We will continue to offer the current Lini One line up as long as it continues to offer a superior price/performance/power value proposition to next generation CPUs.
In niches where Broadwell and Skylake CPUs offer significant performance gains we will offer systems using next generation CPUs.
Gaming on Broadwell CPUs
Broadwell CPUs, the i7-5775C and i5-5675C, are the first socketed desktop processors to offer Iris Pro graphics, which make them the first Intel CPUs with integrated graphics that are capable of an acceptable gaming experience.
For customers who would like a compact HTPC that can also play the latest games, or professional users who want a compact and stylish desktop system that still lets them do some gaming on the sly, Broadwell is the CPU for you, and there is simply nothing else on the market that offers the same combination of features and functionality.
I have an i5-5675C that I just got a few days ago on my workbench now and I will be validating it over the next few weeks. It is still uncertain when, if ever, these CPUs will be available in quantity, but as soon as they are we will put systems on sale.
Broadwell CPUs will be offered as part of the new Lini Zero model line. The Zero stands for "Zero Compromise" and was chosen because these are the first CPUs that offer both top-of-the-line professional and gaming performance in the same package.
High End Productivity on Skylake CPUs
Skylake CPUs bring a major platform change with them, which is the transition from DDR3 to DDR4 memory.
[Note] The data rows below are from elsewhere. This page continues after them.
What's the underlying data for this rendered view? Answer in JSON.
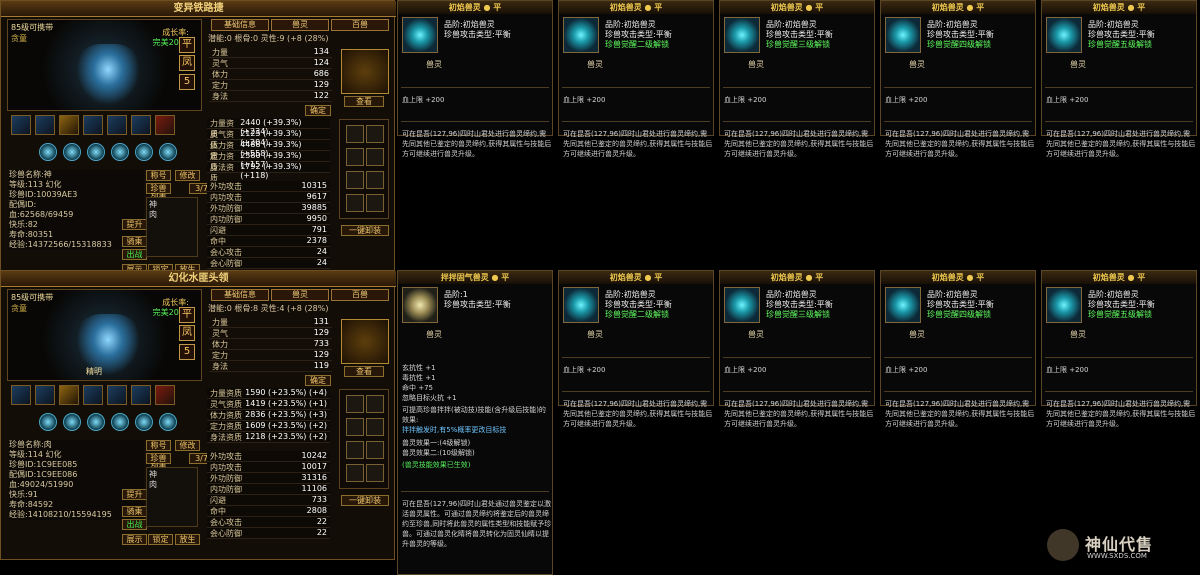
{
  "panels": [
    {
      "title": "变异铁路捷",
      "carry": "85级可携带",
      "carry_sub": "贪童",
      "growth": "成长率:",
      "growth_value": "完美2035",
      "tabs": [
        "基础信息",
        "兽灵",
        "百兽"
      ],
      "nums": {
        "potential": "潜能:0",
        "bone": "根骨:0",
        "soul": "灵性:9",
        "ratio": "(+8 (28%)"
      },
      "stats": [
        [
          "力量",
          134
        ],
        [
          "灵气",
          124
        ],
        [
          "体力",
          686
        ],
        [
          "定力",
          129
        ],
        [
          "身法",
          122
        ]
      ],
      "attrs": [
        [
          "力量资质",
          "2440 (+39.3%)",
          "(+234)"
        ],
        [
          "灵气资质",
          "2125 (+39.3%)",
          "(+204)"
        ],
        [
          "体力资质",
          "4488 (+39.3%)",
          "(+558)"
        ],
        [
          "定力资质",
          "2380 (+39.3%)",
          "(+157)"
        ],
        [
          "身法资质",
          "1792 (+39.3%)",
          "(+118)"
        ]
      ],
      "combat": [
        [
          "外功攻击",
          10315
        ],
        [
          "内功攻击",
          9617
        ],
        [
          "外功防御",
          39885
        ],
        [
          "内功防御",
          9950
        ],
        [
          "闪避",
          791
        ],
        [
          "命中",
          2378
        ],
        [
          "会心攻击",
          24
        ],
        [
          "会心防御",
          24
        ]
      ],
      "name": "神",
      "level": "等级:113",
      "illusion": "幻化",
      "pet_id": "珍兽ID:10039AE3",
      "mate": "配偶ID:",
      "hp": "血:62568/69459",
      "joy": "快乐:82",
      "life": "寿命:80351",
      "exp": "经验:14372566/15318833",
      "buttons": [
        "称号",
        "修改",
        "珍兽列表",
        "3/7",
        "提升",
        "骑乘",
        "展示",
        "锁定",
        "放生",
        "出战",
        "一键卸装",
        "查看",
        "确定"
      ],
      "list": [
        "神",
        "肉"
      ]
    },
    {
      "title": "幻化水匪头领",
      "carry": "85级可携带",
      "carry_sub": "贪童",
      "growth": "成长率:",
      "growth_value": "完美2035",
      "tabs": [
        "基础信息",
        "兽灵",
        "百兽"
      ],
      "nums": {
        "potential": "潜能:0",
        "bone": "根骨:8",
        "soul": "灵性:4",
        "ratio": "(+8 (28%)"
      },
      "stats": [
        [
          "力量",
          131
        ],
        [
          "灵气",
          129
        ],
        [
          "体力",
          733
        ],
        [
          "定力",
          129
        ],
        [
          "身法",
          119
        ]
      ],
      "attrs": [
        [
          "力量资质",
          "1590 (+23.5%)",
          "(+4)"
        ],
        [
          "灵气资质",
          "1419 (+23.5%)",
          "(+1)"
        ],
        [
          "体力资质",
          "2836 (+23.5%)",
          "(+3)"
        ],
        [
          "定力资质",
          "1609 (+23.5%)",
          "(+2)"
        ],
        [
          "身法资质",
          "1218 (+23.5%)",
          "(+2)"
        ]
      ],
      "combat": [
        [
          "外功攻击",
          10242
        ],
        [
          "内功攻击",
          10017
        ],
        [
          "外功防御",
          31316
        ],
        [
          "内功防御",
          11106
        ],
        [
          "闪避",
          733
        ],
        [
          "命中",
          2808
        ],
        [
          "会心攻击",
          22
        ],
        [
          "会心防御",
          22
        ]
      ],
      "name": "肉",
      "level": "等级:114",
      "illusion": "幻化",
      "pet_id": "珍兽ID:1C9EE085",
      "mate": "配偶ID:1C9EE086",
      "hp": "血:49024/51990",
      "joy": "快乐:91",
      "life": "寿命:84592",
      "exp": "经验:14108210/15594195",
      "buttons": [
        "称号",
        "修改",
        "珍兽列表",
        "3/7",
        "提升",
        "骑乘",
        "展示",
        "锁定",
        "放生",
        "出战",
        "一键卸装",
        "查看",
        "确定"
      ],
      "list": [
        "神",
        "肉"
      ],
      "mood": "精明"
    }
  ],
  "tooltips": [
    {
      "title": "初焰兽灵",
      "rank": "品阶:初焰兽灵",
      "type": "珍兽攻击类型:平衡",
      "unlock": "",
      "hp": "血上限 +200"
    },
    {
      "title": "初焰兽灵",
      "rank": "品阶:初焰兽灵",
      "type": "珍兽攻击类型:平衡",
      "unlock": "珍兽觉醒二级解锁",
      "hp": "血上限 +200"
    },
    {
      "title": "初焰兽灵",
      "rank": "品阶:初焰兽灵",
      "type": "珍兽攻击类型:平衡",
      "unlock": "珍兽觉醒三级解锁",
      "hp": "血上限 +200"
    },
    {
      "title": "初焰兽灵",
      "rank": "品阶:初焰兽灵",
      "type": "珍兽攻击类型:平衡",
      "unlock": "珍兽觉醒四级解锁",
      "hp": "血上限 +200"
    },
    {
      "title": "初焰兽灵",
      "rank": "品阶:初焰兽灵",
      "type": "珍兽攻击类型:平衡",
      "unlock": "珍兽觉醒五级解锁",
      "hp": "血上限 +200"
    },
    {
      "title": "拌拌固气兽灵",
      "rank": "品阶:1",
      "type": "珍兽攻击类型:平衡",
      "unlock": "",
      "hp": "玄抗性 +1\n毒抗性 +1\n命中 +75\n忽略目标火抗 +1",
      "special": true
    },
    {
      "title": "初焰兽灵",
      "rank": "品阶:初焰兽灵",
      "type": "珍兽攻击类型:平衡",
      "unlock": "珍兽觉醒二级解锁",
      "hp": "血上限 +200"
    },
    {
      "title": "初焰兽灵",
      "rank": "品阶:初焰兽灵",
      "type": "珍兽攻击类型:平衡",
      "unlock": "珍兽觉醒三级解锁",
      "hp": "血上限 +200"
    },
    {
      "title": "初焰兽灵",
      "rank": "品阶:初焰兽灵",
      "type": "珍兽攻击类型:平衡",
      "unlock": "珍兽觉醒四级解锁",
      "hp": "血上限 +200"
    },
    {
      "title": "初焰兽灵",
      "rank": "品阶:初焰兽灵",
      "type": "珍兽攻击类型:平衡",
      "unlock": "珍兽觉醒五级解锁",
      "hp": "血上限 +200"
    }
  ],
  "desc": "可在昆吾(127,96)四时山君处进行兽灵缔约,需先同其他已鉴定的兽灵缔约,获得其属性与技能后方可继续进行兽灵升级。",
  "desc_special": "可在昆吾(127,96)四时山君处通过兽灵鉴定以激活兽灵属性。可通过兽灵缔约将鉴定后的兽灵缔约至珍兽,同时将此兽灵的属性类型和技能赋予珍兽。可通过兽灵化睛将兽灵转化为固灵仙睛以提升兽灵的等级。",
  "type_label": "兽灵",
  "watermark": "神仙代售",
  "watermark_url": "WWW.SXDS.COM"
}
The major advantage of DDR4 in this context is that it doubles memory density, which means that for a Mini-ITX system the maximum memory increases from 16GB to 32GB.
For professional use cases where 16GB just doesn't cut it we will be offering next generation Skylake based systems with 32GB DDR4 RAM as soon as the components are available in consistent quantity.
Because these systems are targeted strictly at the high end we will only be offering the Intel i7-6700 CPU and only with 32GB RAM. We will also be offering internal quad-SSD RAID as a storage option on these systems, which will be yet another market leading feature exclusively available from Lini PC.
Skylake systems are a generational improvement to the Lini One model line and they will be offered as the Lini 1S.
Maximum Value on Haswell CPUs
The current Lini One model line featuring Intel i7-4790S, i5-4590S, and Pentium G3240 Haswell CPUs will continue to offer the most optimal 3P (Price, Performance, Power) value proposition for the majority of users.
One major benefit of the shift from DDR3 to DDR4 is that memory manufacturers are now dumping their stocks of DDR3 which has resulted in a steep decline in the price of DDR3 Memory. Concurrently the price per gigabyte of SSD storage continues to fall.
As a result of falling component prices we will be dropping the prices of Lini One PCs across the board in the coming days.
Once memory manufacturers blow out their stockpiles of DDR3 and ramp production on DDR4 prices may rebound and we will have to adjust our pricing to compensate, but until then DDR3 based Haswell systems will offer a very significant price/performance advantage over Skylake DDR4 systems, and we will be passing those savings on to our customers.
We hope this report clarifies the current state of affairs in the PC market a bit and helps you with your purchasing decisions in the months to come.
At Lini PC we offer free professional consultation on system design and custom solutions to satisfy any use case, so if you have any questions feel free to drop us a line at firstname.lastname@example.org.